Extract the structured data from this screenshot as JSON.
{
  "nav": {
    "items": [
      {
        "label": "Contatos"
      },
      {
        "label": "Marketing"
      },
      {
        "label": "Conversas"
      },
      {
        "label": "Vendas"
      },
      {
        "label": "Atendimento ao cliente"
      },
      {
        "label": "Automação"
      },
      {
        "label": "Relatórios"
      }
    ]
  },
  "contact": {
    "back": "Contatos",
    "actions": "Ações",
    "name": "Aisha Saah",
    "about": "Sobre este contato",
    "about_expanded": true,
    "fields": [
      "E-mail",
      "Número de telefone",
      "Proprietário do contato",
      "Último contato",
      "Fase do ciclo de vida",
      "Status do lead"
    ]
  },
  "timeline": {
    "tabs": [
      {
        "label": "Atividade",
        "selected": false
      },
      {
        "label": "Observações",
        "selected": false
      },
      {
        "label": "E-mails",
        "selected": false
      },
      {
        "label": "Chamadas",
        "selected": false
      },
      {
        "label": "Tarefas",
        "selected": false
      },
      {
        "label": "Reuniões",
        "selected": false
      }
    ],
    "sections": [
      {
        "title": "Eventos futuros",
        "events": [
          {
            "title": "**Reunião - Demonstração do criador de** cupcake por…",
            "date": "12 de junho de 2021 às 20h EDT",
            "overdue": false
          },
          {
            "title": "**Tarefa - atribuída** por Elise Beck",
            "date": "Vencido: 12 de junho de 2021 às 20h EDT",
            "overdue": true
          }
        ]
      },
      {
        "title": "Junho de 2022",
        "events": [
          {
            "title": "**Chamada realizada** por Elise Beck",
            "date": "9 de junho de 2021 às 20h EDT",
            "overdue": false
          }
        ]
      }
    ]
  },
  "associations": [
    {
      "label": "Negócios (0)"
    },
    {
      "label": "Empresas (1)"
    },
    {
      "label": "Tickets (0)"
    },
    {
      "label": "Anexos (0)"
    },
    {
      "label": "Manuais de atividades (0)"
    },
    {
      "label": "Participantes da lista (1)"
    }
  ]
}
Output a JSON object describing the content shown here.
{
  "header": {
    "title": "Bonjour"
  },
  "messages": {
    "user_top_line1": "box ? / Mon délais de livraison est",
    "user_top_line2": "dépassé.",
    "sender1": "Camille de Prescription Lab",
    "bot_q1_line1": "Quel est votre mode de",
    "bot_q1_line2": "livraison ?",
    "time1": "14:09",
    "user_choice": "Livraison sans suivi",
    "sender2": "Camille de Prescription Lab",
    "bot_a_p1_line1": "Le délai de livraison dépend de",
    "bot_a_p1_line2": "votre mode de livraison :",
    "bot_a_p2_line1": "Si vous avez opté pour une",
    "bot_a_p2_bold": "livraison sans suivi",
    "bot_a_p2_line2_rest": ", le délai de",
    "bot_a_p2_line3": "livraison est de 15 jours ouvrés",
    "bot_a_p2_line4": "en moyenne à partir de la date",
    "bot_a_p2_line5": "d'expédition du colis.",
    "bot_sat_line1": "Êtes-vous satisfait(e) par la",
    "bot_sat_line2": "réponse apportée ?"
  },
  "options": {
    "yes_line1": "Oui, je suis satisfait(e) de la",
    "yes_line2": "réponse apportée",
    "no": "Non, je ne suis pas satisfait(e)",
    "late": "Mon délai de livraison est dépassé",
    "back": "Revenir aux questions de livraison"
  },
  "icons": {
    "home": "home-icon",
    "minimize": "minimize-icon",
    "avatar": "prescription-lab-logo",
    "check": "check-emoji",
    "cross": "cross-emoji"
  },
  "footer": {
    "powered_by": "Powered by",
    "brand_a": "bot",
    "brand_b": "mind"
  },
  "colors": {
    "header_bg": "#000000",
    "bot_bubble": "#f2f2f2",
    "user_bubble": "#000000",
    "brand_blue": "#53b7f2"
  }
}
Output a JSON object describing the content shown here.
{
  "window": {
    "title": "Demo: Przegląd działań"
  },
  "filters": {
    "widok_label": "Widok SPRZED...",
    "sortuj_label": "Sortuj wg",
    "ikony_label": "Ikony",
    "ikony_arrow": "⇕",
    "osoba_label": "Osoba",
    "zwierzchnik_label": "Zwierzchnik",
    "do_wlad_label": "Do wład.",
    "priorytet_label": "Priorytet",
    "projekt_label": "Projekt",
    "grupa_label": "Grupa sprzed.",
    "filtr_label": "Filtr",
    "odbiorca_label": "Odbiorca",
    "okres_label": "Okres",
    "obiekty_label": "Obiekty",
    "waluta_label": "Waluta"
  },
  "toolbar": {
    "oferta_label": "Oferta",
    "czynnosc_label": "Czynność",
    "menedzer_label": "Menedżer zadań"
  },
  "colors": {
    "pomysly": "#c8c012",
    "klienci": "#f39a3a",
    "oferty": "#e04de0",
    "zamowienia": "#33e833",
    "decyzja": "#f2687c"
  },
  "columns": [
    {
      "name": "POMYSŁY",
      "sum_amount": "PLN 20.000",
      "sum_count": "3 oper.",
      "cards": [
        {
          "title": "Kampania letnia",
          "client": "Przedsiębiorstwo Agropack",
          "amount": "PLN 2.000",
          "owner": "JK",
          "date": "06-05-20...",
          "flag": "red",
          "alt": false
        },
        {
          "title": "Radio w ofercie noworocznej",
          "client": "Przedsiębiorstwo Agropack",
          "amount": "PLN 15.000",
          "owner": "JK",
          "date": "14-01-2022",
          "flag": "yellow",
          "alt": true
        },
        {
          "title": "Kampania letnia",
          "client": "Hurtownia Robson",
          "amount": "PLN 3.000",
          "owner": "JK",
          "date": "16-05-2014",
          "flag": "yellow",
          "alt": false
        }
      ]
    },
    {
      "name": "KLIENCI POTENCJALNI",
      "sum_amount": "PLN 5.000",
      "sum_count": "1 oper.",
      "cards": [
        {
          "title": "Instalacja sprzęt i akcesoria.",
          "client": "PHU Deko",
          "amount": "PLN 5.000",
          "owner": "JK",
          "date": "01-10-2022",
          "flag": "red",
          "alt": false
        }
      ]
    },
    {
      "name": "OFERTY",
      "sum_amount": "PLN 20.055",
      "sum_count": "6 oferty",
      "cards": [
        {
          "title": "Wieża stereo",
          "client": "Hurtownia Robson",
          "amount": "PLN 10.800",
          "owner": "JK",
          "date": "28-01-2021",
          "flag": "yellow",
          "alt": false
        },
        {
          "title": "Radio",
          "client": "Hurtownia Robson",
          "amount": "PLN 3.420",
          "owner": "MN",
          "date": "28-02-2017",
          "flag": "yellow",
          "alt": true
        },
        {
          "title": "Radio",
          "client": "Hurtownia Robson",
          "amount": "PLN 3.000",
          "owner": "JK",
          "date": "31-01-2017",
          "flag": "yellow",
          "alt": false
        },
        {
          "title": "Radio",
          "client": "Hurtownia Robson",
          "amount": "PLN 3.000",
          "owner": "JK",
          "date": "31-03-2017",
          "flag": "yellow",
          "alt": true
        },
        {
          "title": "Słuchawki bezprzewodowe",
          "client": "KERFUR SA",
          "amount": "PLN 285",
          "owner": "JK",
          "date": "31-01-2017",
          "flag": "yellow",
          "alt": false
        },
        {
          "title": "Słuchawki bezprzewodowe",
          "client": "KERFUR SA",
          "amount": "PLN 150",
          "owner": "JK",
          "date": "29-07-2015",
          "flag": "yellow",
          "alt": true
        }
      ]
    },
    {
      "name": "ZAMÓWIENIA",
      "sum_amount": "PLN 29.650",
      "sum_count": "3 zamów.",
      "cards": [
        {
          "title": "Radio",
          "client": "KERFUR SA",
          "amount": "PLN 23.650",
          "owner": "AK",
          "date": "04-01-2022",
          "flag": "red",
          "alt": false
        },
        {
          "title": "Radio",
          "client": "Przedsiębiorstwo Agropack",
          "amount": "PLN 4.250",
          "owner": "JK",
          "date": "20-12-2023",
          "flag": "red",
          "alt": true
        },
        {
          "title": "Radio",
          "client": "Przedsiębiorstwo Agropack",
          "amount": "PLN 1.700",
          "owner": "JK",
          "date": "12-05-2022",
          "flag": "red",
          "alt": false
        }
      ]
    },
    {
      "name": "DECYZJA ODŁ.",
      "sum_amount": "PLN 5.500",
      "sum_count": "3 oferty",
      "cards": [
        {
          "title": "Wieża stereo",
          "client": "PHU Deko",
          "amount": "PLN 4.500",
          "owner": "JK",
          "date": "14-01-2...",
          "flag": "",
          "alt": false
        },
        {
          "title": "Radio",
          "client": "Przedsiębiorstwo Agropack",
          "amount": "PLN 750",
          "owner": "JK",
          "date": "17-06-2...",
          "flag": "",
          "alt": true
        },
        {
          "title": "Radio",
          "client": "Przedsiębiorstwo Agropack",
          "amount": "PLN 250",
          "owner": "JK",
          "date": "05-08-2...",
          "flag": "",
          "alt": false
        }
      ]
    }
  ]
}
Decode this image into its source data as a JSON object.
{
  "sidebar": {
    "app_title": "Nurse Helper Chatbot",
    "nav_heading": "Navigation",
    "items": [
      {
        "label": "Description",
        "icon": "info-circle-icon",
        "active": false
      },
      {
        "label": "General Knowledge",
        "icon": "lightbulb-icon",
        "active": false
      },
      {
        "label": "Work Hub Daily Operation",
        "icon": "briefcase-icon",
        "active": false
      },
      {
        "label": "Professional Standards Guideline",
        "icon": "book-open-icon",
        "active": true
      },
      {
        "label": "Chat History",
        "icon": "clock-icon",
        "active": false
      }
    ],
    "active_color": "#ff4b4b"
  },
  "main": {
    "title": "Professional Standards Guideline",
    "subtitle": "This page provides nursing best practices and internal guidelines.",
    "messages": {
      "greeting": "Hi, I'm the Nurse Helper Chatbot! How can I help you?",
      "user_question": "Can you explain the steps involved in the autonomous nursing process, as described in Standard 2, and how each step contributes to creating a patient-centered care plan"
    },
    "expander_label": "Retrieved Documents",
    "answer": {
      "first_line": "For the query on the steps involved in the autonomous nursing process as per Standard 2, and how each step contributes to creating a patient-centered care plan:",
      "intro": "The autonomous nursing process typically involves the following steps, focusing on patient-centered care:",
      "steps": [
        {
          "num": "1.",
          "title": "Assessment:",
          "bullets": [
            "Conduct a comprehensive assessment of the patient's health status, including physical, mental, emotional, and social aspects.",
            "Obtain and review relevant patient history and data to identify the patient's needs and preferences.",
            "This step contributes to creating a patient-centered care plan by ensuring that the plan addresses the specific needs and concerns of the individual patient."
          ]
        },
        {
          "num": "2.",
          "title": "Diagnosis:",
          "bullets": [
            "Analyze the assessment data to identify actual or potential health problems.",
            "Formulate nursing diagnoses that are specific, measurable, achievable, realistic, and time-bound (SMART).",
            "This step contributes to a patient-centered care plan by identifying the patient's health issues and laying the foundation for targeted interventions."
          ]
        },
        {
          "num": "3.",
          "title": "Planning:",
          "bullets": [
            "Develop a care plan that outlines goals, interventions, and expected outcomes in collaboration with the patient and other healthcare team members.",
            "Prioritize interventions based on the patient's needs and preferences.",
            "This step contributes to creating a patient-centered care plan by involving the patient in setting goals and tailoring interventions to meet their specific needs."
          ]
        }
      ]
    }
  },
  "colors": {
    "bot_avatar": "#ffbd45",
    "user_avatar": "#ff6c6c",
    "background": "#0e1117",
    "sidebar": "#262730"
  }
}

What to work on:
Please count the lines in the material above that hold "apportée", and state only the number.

Task response:
2